ASSIGNMENT ▸
Give the records again in full, exactly as they are.

######

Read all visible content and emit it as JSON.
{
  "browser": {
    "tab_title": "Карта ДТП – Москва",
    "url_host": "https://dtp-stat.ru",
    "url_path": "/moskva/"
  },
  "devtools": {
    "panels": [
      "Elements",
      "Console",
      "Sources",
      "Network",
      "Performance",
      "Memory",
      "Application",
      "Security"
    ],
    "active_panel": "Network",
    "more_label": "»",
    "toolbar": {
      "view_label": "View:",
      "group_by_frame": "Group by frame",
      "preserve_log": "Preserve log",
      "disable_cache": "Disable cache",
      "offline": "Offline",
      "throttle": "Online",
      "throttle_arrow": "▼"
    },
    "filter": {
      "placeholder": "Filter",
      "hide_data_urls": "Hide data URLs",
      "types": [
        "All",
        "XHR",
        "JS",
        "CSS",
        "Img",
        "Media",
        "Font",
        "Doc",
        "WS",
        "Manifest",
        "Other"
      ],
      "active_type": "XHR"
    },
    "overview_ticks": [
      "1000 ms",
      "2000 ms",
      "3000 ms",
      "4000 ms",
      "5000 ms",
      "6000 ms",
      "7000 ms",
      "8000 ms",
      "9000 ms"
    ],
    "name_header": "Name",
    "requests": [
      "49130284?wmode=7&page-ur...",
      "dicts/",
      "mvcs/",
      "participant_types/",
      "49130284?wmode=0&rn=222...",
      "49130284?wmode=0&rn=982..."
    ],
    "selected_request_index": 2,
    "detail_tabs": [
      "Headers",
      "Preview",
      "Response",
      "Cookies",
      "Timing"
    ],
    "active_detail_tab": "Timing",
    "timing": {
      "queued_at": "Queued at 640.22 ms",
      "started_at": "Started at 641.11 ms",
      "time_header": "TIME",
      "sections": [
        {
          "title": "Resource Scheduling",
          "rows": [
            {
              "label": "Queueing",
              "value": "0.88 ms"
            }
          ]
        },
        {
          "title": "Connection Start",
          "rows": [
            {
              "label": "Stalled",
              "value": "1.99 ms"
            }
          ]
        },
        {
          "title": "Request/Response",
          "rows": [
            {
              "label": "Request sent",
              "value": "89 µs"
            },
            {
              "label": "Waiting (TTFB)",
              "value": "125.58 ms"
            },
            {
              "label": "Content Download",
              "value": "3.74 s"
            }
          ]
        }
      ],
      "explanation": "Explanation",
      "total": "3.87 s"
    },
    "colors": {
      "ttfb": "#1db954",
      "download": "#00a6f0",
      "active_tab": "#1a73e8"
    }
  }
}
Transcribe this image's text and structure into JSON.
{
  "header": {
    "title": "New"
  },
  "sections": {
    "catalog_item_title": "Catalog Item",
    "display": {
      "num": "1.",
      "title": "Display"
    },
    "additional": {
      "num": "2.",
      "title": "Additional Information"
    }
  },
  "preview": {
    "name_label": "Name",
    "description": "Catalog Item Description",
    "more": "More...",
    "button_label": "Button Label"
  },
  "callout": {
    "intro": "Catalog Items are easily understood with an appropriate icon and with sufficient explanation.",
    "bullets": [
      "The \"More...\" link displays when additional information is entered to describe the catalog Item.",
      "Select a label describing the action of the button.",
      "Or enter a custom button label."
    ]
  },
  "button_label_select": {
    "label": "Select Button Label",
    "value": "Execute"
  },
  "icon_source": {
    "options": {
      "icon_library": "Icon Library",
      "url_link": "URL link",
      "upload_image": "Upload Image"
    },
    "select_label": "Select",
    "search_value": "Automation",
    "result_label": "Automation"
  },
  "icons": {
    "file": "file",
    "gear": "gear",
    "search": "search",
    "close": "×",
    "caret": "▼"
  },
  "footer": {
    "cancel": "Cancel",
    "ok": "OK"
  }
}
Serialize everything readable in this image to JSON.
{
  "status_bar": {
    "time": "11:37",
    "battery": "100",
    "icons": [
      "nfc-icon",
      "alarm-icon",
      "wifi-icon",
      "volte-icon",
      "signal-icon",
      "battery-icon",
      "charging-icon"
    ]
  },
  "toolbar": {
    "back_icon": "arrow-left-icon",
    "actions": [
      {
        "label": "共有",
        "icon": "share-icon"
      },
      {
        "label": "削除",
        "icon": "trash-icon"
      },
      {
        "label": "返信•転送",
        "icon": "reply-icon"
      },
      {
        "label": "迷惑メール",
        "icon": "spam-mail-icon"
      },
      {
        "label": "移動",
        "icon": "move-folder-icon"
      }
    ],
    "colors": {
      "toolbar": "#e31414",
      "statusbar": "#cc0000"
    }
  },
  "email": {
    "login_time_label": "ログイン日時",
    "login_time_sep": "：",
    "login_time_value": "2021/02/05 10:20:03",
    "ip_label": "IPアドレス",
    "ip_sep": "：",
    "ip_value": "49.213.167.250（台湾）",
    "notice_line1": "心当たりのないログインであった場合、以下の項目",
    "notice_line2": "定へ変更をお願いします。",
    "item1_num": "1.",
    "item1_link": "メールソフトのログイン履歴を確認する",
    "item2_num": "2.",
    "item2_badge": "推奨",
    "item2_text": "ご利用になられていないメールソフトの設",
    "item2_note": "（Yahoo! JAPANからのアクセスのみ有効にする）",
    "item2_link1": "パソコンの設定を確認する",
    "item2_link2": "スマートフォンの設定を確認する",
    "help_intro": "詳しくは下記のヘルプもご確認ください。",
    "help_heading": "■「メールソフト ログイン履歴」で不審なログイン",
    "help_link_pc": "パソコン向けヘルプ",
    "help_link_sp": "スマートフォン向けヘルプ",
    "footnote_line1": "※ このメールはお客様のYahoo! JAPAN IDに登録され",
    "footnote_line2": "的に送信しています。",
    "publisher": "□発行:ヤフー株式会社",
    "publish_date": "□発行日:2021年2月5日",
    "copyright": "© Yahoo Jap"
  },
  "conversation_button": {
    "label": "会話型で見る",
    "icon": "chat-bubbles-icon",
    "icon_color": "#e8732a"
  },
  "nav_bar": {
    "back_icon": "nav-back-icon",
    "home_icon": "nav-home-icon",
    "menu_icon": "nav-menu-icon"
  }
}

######

EXERCISE RESPONSE ▸
Read all visible content and emit it as JSON.
{
  "browser": {
    "tab_title": "Карта ДТП – Москва",
    "url_host": "https://dtp-stat.ru",
    "url_path": "/moskva/"
  },
  "devtools": {
    "panels": [
      "Elements",
      "Console",
      "Sources",
      "Network",
      "Performance",
      "Memory",
      "Application",
      "Security"
    ],
    "active_panel": "Network",
    "more_label": "»",
    "toolbar": {
      "view_label": "View:",
      "group_by_frame": "Group by frame",
      "preserve_log": "Preserve log",
      "disable_cache": "Disable cache",
      "offline": "Offline",
      "throttle": "Online",
      "throttle_arrow": "▼"
    },
    "filter": {
      "placeholder": "Filter",
      "hide_data_urls": "Hide data URLs",
      "types": [
        "All",
        "XHR",
        "JS",
        "CSS",
        "Img",
        "Media",
        "Font",
        "Doc",
        "WS",
        "Manifest",
        "Other"
      ],
      "active_type": "XHR"
    },
    "overview_ticks": [
      "1000 ms",
      "2000 ms",
      "3000 ms",
      "4000 ms",
      "5000 ms",
      "6000 ms",
      "7000 ms",
      "8000 ms",
      "9000 ms"
    ],
    "name_header": "Name",
    "requests": [
      "49130284?wmode=7&page-ur...",
      "dicts/",
      "mvcs/",
      "participant_types/",
      "49130284?wmode=0&rn=222...",
      "49130284?wmode=0&rn=982..."
    ],
    "selected_request_index": 2,
    "detail_tabs": [
      "Headers",
      "Preview",
      "Response",
      "Cookies",
      "Timing"
    ],
    "active_detail_tab": "Timing",
    "timing": {
      "queued_at": "Queued at 640.22 ms",
      "started_at": "Started at 641.11 ms",
      "time_header": "TIME",
      "sections": [
        {
          "title": "Resource Scheduling",
          "rows": [
            {
              "label": "Queueing",
              "value": "0.88 ms"
            }
          ]
        },
        {
          "title": "Connection Start",
          "rows": [
            {
              "label": "Stalled",
              "value": "1.99 ms"
            }
          ]
        },
        {
          "title": "Request/Response",
          "rows": [
            {
              "label": "Request sent",
              "value": "89 µs"
            },
            {
              "label": "Waiting (TTFB)",
              "value": "125.58 ms"
            },
            {
              "label": "Content Download",
              "value": "3.74 s"
            }
          ]
        }
      ],
      "explanation": "Explanation",
      "total": "3.87 s"
    },
    "colors": {
      "ttfb": "#1db954",
      "download": "#00a6f0",
      "active_tab": "#1a73e8"
    }
  }
}
Transcribe this image's text and structure into JSON.
{
  "header": {
    "title": "New"
  },
  "sections": {
    "catalog_item_title": "Catalog Item",
    "display": {
      "num": "1.",
      "title": "Display"
    },
    "additional": {
      "num": "2.",
      "title": "Additional Information"
    }
  },
  "preview": {
    "name_label": "Name",
    "description": "Catalog Item Description",
    "more": "More...",
    "button_label": "Button Label"
  },
  "callout": {
    "intro": "Catalog Items are easily understood with an appropriate icon and with sufficient explanation.",
    "bullets": [
      "The \"More...\" link displays when additional information is entered to describe the catalog Item.",
      "Select a label describing the action of the button.",
      "Or enter a custom button label."
    ]
  },
  "button_label_select": {
    "label": "Select Button Label",
    "value": "Execute"
  },
  "icon_source": {
    "options": {
      "icon_library": "Icon Library",
      "url_link": "URL link",
      "upload_image": "Upload Image"
    },
    "select_label": "Select",
    "search_value": "Automation",
    "result_label": "Automation"
  },
  "icons": {
    "file": "file",
    "gear": "gear",
    "search": "search",
    "close": "×",
    "caret": "▼"
  },
  "footer": {
    "cancel": "Cancel",
    "ok": "OK"
  }
}
Serialize everything readable in this image to JSON.
{
  "status_bar": {
    "time": "11:37",
    "battery": "100",
    "icons": [
      "nfc-icon",
      "alarm-icon",
      "wifi-icon",
      "volte-icon",
      "signal-icon",
      "battery-icon",
      "charging-icon"
    ]
  },
  "toolbar": {
    "back_icon": "arrow-left-icon",
    "actions": [
      {
        "label": "共有",
        "icon": "share-icon"
      },
      {
        "label": "削除",
        "icon": "trash-icon"
      },
      {
        "label": "返信•転送",
        "icon": "reply-icon"
      },
      {
        "label": "迷惑メール",
        "icon": "spam-mail-icon"
      },
      {
        "label": "移動",
        "icon": "move-folder-icon"
      }
    ],
    "colors": {
      "toolbar": "#e31414",
      "statusbar": "#cc0000"
    }
  },
  "email": {
    "login_time_label": "ログイン日時",
    "login_time_sep": "：",
    "login_time_value": "2021/02/05 10:20:03",
    "ip_label": "IPアドレス",
    "ip_sep": "：",
    "ip_value": "49.213.167.250（台湾）",
    "notice_line1": "心当たりのないログインであった場合、以下の項目",
    "notice_line2": "定へ変更をお願いします。",
    "item1_num": "1.",
    "item1_link": "メールソフトのログイン履歴を確認する",
    "item2_num": "2.",
    "item2_badge": "推奨",
    "item2_text": "ご利用になられていないメールソフトの設",
    "item2_note": "（Yahoo! JAPANからのアクセスのみ有効にする）",
    "item2_link1": "パソコンの設定を確認する",
    "item2_link2": "スマートフォンの設定を確認する",
    "help_intro": "詳しくは下記のヘルプもご確認ください。",
    "help_heading": "■「メールソフト ログイン履歴」で不審なログイン",
    "help_link_pc": "パソコン向けヘルプ",
    "help_link_sp": "スマートフォン向けヘルプ",
    "footnote_line1": "※ このメールはお客様のYahoo! JAPAN IDに登録され",
    "footnote_line2": "的に送信しています。",
    "publisher": "□発行:ヤフー株式会社",
    "publish_date": "□発行日:2021年2月5日",
    "copyright": "© Yahoo Jap"
  },
  "conversation_button": {
    "label": "会話型で見る",
    "icon": "chat-bubbles-icon",
    "icon_color": "#e8732a"
  },
  "nav_bar": {
    "back_icon": "nav-back-icon",
    "home_icon": "nav-home-icon",
    "menu_icon": "nav-menu-icon"
  }
}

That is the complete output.